- Define your audience. When you use social media, are you talking to current customers? Prospects? Influencers in your industry? Too many organizations have a checklist mentality when it comes to social media. Without knowing who you are speaking to on your social media platforms, it’s difficult to communicate in a meaningful way. Social media is effective only when you can provide your audience with information that has some value to them.
- Remain true to your roots. All successful organization have a unique reason for being in business. They all deliver something to an audience that others can’t provide. So, think about what makes your organization unique, and be authentic in how you talk about it on social media. If it is people who make the difference, talk about people. If it is your innovation, then talk about how you innovate. If it is your efficiency… you get the picture.
- Take on only what you can realistically manage. You don’t have to tweet hourly or post something on your Facebook page every day. And you don’t have to cover every social media platform out there. Pick one or two platforms that best suit you needs, and be as active as makes sense. Just be sure that you post on a regular basis, and that you offer information that has value to others.

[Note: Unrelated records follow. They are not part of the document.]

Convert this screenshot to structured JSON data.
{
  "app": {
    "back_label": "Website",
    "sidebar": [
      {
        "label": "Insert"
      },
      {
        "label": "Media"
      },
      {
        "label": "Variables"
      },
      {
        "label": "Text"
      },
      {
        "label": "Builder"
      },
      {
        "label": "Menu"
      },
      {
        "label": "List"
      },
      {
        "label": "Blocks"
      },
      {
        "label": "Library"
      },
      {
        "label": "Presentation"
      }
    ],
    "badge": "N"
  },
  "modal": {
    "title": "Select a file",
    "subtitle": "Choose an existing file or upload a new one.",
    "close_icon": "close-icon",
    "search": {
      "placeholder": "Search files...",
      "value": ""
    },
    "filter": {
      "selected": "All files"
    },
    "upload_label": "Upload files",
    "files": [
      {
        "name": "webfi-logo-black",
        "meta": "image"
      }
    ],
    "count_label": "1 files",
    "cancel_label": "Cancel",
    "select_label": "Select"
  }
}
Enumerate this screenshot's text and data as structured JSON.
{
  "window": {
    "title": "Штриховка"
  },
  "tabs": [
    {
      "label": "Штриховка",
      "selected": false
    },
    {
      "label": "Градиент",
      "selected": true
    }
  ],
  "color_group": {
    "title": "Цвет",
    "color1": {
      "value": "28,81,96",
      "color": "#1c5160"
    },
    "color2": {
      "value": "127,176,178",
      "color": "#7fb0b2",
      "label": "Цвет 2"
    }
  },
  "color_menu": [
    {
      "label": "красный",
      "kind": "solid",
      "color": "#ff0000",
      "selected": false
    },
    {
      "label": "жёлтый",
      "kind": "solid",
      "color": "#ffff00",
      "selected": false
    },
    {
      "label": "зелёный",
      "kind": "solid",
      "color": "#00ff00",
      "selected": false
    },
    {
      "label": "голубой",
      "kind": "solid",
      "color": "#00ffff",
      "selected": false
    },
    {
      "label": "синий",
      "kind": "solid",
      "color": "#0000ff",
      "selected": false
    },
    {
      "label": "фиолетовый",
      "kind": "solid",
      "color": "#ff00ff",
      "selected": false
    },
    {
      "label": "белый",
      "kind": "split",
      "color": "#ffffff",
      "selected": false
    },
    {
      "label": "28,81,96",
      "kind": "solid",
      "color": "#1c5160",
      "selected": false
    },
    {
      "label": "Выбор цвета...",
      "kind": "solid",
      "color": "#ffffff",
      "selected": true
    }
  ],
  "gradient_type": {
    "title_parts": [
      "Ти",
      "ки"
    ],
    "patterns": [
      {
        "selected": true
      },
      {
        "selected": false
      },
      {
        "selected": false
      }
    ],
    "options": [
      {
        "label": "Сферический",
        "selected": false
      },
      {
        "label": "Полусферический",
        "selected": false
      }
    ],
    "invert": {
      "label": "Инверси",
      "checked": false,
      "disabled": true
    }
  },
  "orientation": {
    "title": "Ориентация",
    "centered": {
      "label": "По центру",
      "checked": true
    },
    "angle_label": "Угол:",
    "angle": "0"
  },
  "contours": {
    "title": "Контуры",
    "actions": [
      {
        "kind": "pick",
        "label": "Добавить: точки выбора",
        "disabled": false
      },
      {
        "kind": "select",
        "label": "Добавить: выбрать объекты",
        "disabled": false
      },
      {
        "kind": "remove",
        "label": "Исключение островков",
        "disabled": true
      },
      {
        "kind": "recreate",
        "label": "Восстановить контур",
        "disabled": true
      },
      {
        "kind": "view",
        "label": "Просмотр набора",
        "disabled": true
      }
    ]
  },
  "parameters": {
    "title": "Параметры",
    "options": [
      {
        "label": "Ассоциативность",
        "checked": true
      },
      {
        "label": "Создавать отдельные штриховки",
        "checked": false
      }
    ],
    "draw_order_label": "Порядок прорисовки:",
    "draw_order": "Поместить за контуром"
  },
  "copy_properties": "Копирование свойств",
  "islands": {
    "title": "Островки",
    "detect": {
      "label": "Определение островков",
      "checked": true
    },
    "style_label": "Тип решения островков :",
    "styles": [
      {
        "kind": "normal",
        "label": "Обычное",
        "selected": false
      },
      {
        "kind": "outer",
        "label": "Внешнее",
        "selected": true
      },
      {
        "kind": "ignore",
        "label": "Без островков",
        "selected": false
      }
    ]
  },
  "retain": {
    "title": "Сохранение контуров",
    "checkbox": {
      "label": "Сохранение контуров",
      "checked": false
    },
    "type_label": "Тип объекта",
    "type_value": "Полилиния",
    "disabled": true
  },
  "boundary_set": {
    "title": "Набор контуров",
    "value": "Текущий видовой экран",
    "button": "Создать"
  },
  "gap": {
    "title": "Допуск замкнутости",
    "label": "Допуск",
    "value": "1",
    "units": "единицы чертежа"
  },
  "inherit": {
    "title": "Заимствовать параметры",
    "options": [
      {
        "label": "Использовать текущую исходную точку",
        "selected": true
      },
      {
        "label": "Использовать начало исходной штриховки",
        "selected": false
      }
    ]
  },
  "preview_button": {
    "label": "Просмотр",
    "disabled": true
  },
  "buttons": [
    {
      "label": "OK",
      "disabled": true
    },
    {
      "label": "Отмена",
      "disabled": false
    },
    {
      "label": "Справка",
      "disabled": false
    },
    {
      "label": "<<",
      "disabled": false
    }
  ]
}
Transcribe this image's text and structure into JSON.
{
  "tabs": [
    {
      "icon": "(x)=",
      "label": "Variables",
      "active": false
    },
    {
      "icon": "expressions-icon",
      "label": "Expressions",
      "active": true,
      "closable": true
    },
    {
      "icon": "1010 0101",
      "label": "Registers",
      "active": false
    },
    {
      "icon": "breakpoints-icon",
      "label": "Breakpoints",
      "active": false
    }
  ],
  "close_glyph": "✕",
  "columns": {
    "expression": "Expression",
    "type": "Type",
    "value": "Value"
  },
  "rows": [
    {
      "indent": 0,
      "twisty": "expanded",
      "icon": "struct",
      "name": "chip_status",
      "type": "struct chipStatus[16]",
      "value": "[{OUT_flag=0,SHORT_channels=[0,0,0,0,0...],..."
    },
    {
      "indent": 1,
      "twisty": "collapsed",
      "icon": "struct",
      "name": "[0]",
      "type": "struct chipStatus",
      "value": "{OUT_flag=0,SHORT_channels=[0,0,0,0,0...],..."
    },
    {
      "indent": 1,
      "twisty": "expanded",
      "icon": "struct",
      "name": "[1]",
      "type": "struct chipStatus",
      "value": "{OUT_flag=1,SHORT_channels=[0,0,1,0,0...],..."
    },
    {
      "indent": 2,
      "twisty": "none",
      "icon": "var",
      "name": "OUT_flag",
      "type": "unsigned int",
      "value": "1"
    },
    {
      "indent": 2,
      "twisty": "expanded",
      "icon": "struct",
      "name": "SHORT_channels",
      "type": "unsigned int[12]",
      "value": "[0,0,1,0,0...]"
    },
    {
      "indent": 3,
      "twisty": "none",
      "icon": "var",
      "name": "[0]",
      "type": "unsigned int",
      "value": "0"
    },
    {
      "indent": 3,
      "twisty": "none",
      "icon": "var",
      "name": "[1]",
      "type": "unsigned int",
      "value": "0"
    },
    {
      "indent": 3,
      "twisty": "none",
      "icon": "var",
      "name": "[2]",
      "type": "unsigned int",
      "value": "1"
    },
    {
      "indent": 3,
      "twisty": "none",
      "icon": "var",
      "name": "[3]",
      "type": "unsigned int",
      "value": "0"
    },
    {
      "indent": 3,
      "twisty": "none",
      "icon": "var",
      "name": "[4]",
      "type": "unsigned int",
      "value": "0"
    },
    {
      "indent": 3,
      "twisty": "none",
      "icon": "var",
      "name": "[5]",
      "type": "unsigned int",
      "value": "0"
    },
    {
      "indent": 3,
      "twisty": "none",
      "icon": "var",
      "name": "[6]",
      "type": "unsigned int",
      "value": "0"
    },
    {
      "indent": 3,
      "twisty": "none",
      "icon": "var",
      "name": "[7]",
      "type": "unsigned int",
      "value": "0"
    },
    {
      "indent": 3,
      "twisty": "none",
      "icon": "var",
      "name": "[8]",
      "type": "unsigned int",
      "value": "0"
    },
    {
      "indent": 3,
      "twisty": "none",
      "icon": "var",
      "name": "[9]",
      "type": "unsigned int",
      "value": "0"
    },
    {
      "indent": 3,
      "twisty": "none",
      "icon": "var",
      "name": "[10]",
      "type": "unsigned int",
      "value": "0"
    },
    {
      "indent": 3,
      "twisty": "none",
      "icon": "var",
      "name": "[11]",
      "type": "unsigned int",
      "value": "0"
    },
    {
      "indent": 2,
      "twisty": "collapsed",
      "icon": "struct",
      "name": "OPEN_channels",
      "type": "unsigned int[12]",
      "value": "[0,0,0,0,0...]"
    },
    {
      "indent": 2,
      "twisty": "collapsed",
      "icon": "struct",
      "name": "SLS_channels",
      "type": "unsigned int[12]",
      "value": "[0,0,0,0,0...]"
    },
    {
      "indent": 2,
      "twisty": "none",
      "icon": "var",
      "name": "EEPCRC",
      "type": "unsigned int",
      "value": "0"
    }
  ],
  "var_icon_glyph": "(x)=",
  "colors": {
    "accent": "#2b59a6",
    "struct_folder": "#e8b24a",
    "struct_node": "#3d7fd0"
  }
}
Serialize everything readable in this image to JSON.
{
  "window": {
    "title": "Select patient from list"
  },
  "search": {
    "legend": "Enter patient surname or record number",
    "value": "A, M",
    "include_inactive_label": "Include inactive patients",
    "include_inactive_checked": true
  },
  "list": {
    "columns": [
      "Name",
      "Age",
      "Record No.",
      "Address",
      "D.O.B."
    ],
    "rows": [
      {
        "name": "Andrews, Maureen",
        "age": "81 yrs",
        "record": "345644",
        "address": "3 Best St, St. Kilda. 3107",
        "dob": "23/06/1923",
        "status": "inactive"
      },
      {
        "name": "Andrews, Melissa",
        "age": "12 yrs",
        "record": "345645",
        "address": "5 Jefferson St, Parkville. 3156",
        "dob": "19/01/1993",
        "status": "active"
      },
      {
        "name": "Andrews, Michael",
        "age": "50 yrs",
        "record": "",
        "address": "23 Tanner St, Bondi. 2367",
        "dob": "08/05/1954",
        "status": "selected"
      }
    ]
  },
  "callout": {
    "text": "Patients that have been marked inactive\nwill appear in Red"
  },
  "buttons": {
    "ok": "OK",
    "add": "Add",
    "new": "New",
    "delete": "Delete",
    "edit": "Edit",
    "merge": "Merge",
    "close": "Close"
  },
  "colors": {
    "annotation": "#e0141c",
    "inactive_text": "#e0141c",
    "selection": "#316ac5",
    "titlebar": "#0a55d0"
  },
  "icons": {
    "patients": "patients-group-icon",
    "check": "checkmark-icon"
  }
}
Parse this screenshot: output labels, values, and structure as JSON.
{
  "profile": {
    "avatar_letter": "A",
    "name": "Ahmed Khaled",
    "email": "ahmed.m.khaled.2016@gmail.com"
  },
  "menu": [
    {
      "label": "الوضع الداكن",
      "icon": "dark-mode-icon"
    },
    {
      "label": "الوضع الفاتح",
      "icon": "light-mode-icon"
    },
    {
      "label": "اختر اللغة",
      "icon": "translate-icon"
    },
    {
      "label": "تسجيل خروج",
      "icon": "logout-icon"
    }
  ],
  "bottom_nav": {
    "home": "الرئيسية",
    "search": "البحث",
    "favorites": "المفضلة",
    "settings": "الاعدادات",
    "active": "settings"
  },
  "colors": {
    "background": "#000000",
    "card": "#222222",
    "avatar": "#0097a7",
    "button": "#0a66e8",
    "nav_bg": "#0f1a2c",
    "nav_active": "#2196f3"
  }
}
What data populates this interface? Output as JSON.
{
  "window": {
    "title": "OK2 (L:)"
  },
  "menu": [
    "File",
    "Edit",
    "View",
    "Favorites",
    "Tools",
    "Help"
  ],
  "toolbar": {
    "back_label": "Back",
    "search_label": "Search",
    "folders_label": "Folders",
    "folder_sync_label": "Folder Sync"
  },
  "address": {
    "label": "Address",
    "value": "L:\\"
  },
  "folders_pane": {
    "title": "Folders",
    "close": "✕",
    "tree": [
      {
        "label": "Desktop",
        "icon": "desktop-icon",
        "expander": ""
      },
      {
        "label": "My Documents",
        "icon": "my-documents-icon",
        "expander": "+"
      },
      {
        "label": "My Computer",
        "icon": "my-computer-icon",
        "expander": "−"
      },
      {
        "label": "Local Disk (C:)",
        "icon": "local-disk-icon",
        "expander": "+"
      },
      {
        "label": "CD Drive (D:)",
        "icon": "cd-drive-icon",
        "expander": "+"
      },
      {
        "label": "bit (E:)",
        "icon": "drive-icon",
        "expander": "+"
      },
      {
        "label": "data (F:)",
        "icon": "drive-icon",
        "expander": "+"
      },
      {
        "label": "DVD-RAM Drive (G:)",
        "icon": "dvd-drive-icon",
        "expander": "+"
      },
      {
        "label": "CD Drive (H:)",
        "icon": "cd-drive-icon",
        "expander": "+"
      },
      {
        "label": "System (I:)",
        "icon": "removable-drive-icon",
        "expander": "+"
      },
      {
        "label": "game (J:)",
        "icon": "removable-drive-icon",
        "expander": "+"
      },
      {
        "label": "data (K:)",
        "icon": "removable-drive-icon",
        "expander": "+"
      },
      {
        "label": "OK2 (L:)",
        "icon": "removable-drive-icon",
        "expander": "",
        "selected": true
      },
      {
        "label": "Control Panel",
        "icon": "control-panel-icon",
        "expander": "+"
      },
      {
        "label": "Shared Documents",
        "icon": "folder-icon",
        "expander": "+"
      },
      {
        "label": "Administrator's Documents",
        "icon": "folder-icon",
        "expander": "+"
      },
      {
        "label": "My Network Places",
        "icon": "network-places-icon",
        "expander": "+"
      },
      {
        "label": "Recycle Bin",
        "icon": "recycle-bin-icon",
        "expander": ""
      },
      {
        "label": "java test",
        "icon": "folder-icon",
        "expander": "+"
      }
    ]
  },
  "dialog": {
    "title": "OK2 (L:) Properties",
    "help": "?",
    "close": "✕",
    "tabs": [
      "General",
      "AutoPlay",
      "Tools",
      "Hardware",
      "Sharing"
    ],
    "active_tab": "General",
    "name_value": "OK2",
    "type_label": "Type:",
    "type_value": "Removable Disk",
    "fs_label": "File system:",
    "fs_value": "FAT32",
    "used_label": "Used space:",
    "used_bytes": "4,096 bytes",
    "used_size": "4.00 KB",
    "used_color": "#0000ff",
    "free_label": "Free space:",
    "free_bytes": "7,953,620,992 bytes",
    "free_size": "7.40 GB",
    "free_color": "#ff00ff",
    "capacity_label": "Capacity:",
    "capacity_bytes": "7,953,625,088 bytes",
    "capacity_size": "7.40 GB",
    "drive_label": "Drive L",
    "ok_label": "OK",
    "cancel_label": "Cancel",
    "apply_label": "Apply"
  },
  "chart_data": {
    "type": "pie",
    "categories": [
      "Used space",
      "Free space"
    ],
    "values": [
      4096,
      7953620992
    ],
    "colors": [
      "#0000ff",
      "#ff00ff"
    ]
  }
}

- Don’t obsess about how many followers you have. For every new follower you gain, there will always be those that you lose because they are no longer interested in your organization or what you have to say. People are fickle, to which the thousands of editors and publishers who are trying on a full-time basis to garner audiences for their work can attest.
- Don’t expect your social media efforts to do more than can be delivered. Put in perspective the amount of resources dedicated to engaging customers and prospects and the relative rate of return. Concede when other forms of communications might be as effective and more efficient.
Recently I had a catch up meeting with a friend. He shared with me how hard he finds it to keep momentum going while implementing long term strategic changes. He was very concerned that not only would he miss his more immediate milestones, but also could fall short of his long-term goals.
Regrettably, his dilemma is common- change is not easy, but it is constant. Also, people don’t like to be told what to do – even though it can be in their best interests. I’ve found that traditional command and control management rarely works today. Since most people have suffered through two major recessions since 2000, change can be perceived as a threat to their personal well-being.
Coincidentally I came across this article in the Harvard Business Review and it sums up what I’ve seen. Successful change requires simplification, intentionality, persistence and sympathy. After over 30 years studying consumer behavior, people don’t change unless compelled. Any change will require a bit of pain – re-learning tasks and changing habits. In some cases, there will even be those who “win” and those who “lose.” So, your colleagues need a pretty good explanation for why things are now going to be better (and not just different). They need to feel as if your explanation and rationale make sense and are logical. They also need to know that while you have expectations, you will provide the support through the appropriate resources to help them make the transition and to meet their new obligations. So, you need to communicate.
Communicate so your colleagues know where you are taking them. Communicate often to keep them on track. And lastly, communicate honestly, so they know if progress is being made, or if additional changes will be necessary.
Read the article – it’s pretty good. For more perspective, feel free to reach Michael Tinati at email@example.com or by calling 301-654-5585 x101.